Segment Start: Dataset

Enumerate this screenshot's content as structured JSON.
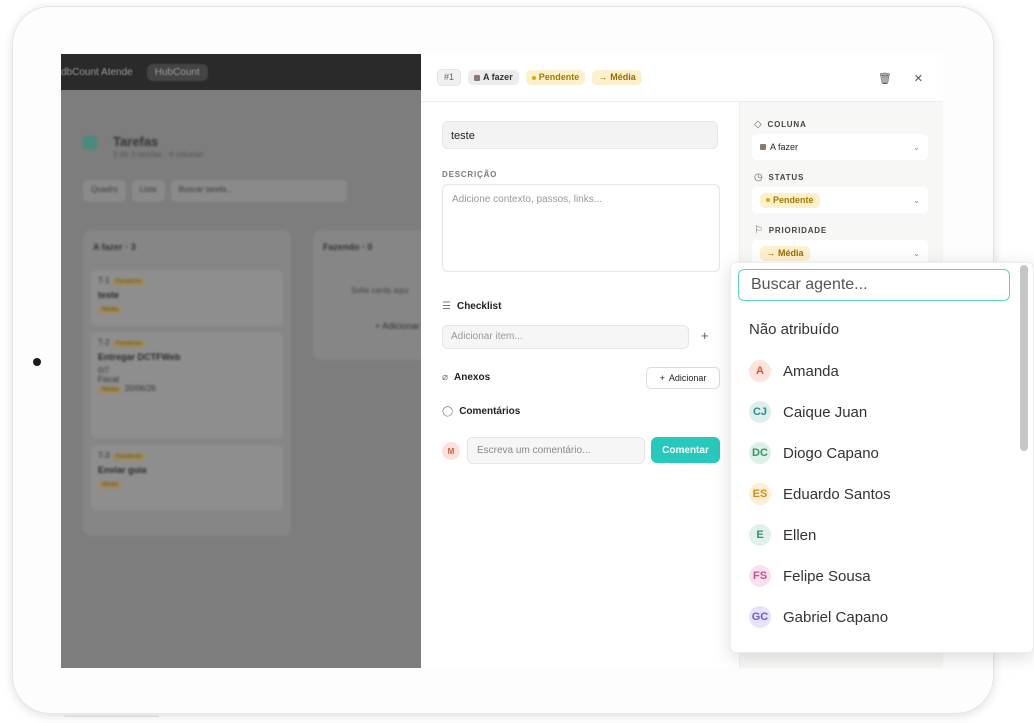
{
  "background": {
    "app_tabs": [
      "dbCount Atende",
      "HubCount"
    ],
    "title": "Tarefas",
    "subtitle": "3 de 3 tarefas · 4 colunas",
    "views": [
      "Quadro",
      "Lista",
      "Buscar tarefa..."
    ],
    "columns": [
      {
        "name": "A fazer",
        "count": "3"
      },
      {
        "name": "Fazendo",
        "count": "0",
        "empty_text": "Solte cards aqui",
        "add": "+ Adicionar"
      }
    ],
    "cards": [
      {
        "id": "T-1",
        "status": "Pendente",
        "title": "teste",
        "priority": "Média"
      },
      {
        "id": "T-2",
        "status": "Pendente",
        "title": "Entregar DCTFWeb",
        "checklist": "0/7",
        "tag": "Fiscal",
        "priority": "Média",
        "date": "20/06/26"
      },
      {
        "id": "T-3",
        "status": "Pendente",
        "title": "Enviar guia",
        "priority": "Média"
      }
    ]
  },
  "header": {
    "number": "#1",
    "column": "A fazer",
    "status": "Pendente",
    "priority": "Média"
  },
  "form": {
    "title_value": "teste",
    "description_label": "DESCRIÇÃO",
    "description_placeholder": "Adicione contexto, passos, links...",
    "checklist_label": "Checklist",
    "checklist_placeholder": "Adicionar item...",
    "attachments_label": "Anexos",
    "attachments_add": "Adicionar",
    "comments_label": "Comentários",
    "comment_avatar": "M",
    "comment_placeholder": "Escreva um comentário...",
    "comment_button": "Comentar"
  },
  "sidebar": {
    "column_label": "COLUNA",
    "column_value": "A fazer",
    "status_label": "STATUS",
    "status_value": "Pendente",
    "priority_label": "PRIORIDADE",
    "priority_value": "Média"
  },
  "dropdown": {
    "search_placeholder": "Buscar agente...",
    "unassigned": "Não atribuído",
    "agents": [
      {
        "initials": "A",
        "name": "Amanda",
        "bg": "#fde3dc",
        "fg": "#d2573c"
      },
      {
        "initials": "CJ",
        "name": "Caique Juan",
        "bg": "#dcefee",
        "fg": "#2b8f88"
      },
      {
        "initials": "DC",
        "name": "Diogo Capano",
        "bg": "#dcf1e6",
        "fg": "#2e9a63"
      },
      {
        "initials": "ES",
        "name": "Eduardo Santos",
        "bg": "#fdefd5",
        "fg": "#d18a16"
      },
      {
        "initials": "E",
        "name": "Ellen",
        "bg": "#dff1ea",
        "fg": "#2f9470"
      },
      {
        "initials": "FS",
        "name": "Felipe Sousa",
        "bg": "#fbe0ee",
        "fg": "#c6508e"
      },
      {
        "initials": "GC",
        "name": "Gabriel Capano",
        "bg": "#e6e3fb",
        "fg": "#6b5cd3"
      }
    ]
  }
}
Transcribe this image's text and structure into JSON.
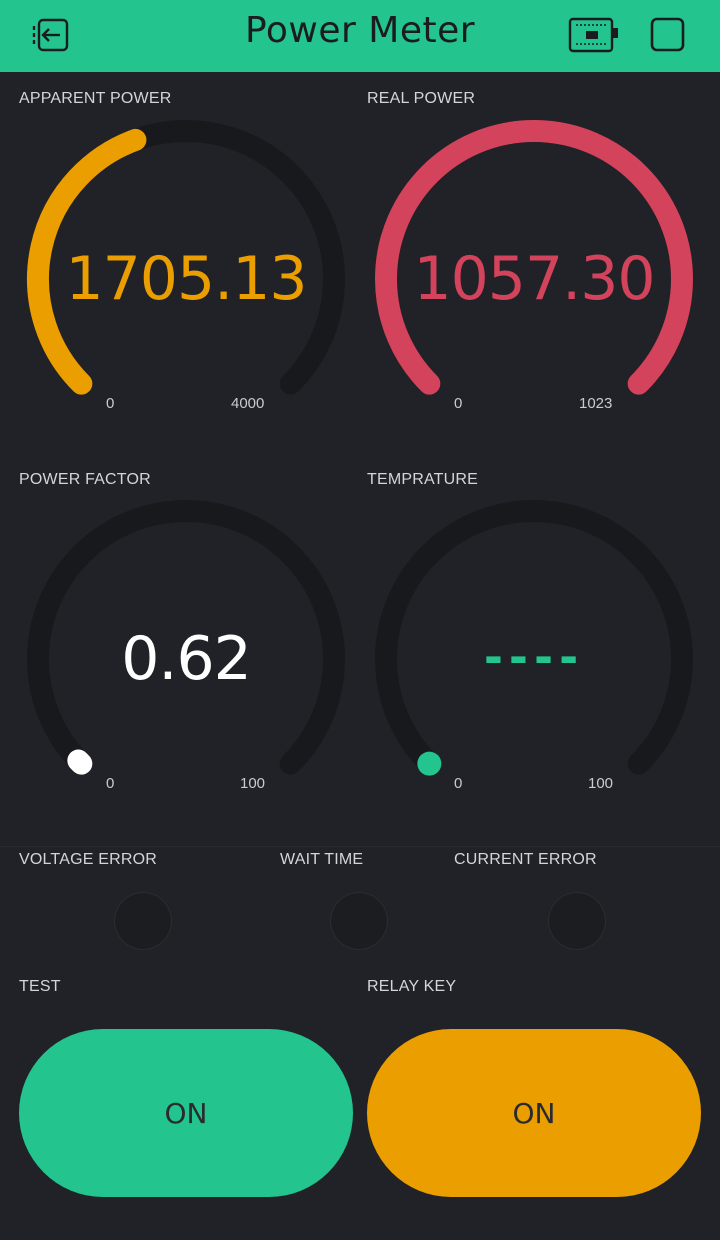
{
  "header": {
    "title": "Power Meter",
    "accent": "#23c48e",
    "left_icon": "exit-icon",
    "right_icons": [
      "device-board-icon",
      "square-icon"
    ]
  },
  "gauges": [
    {
      "label": "APPARENT POWER",
      "value": "1705.13",
      "min": "0",
      "max": "4000",
      "color": "#eb9e00",
      "fraction": 0.426
    },
    {
      "label": "REAL POWER",
      "value": "1057.30",
      "min": "0",
      "max": "1023",
      "color": "#d3435c",
      "fraction": 1.0
    },
    {
      "label": "POWER FACTOR",
      "value": "0.62",
      "min": "0",
      "max": "100",
      "color": "#ffffff",
      "fraction": 0.0062
    },
    {
      "label": "TEMPRATURE",
      "value": "----",
      "min": "0",
      "max": "100",
      "color": "#23c48e",
      "fraction": 0
    }
  ],
  "leds": [
    {
      "label": "VOLTAGE ERROR"
    },
    {
      "label": "WAIT TIME"
    },
    {
      "label": "CURRENT ERROR"
    }
  ],
  "buttons": [
    {
      "label": "TEST",
      "state": "ON",
      "color": "#23c48e"
    },
    {
      "label": "RELAY KEY",
      "state": "ON",
      "color": "#eb9e00"
    }
  ]
}
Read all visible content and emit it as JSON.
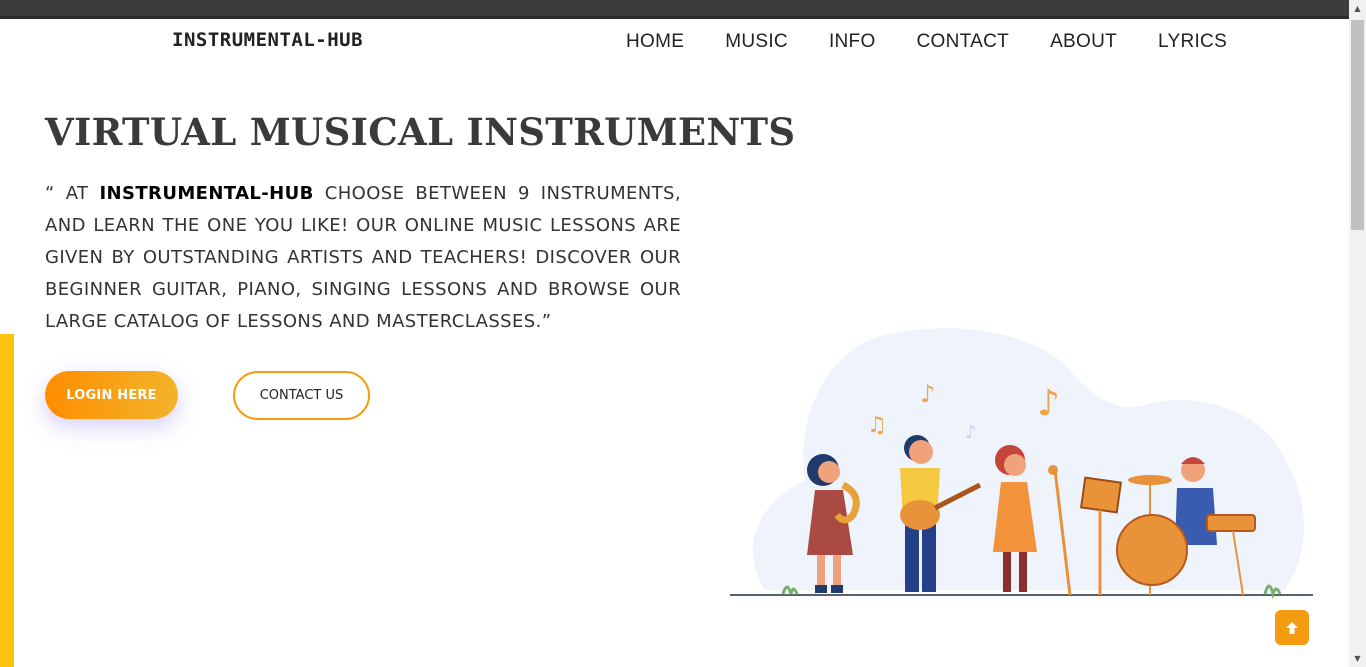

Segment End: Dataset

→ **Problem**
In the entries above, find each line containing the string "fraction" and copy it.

→ **Task solution**
      "fraction": 0.426
      "fraction": 1.0
      "fraction": 0.0062
      "fraction": 0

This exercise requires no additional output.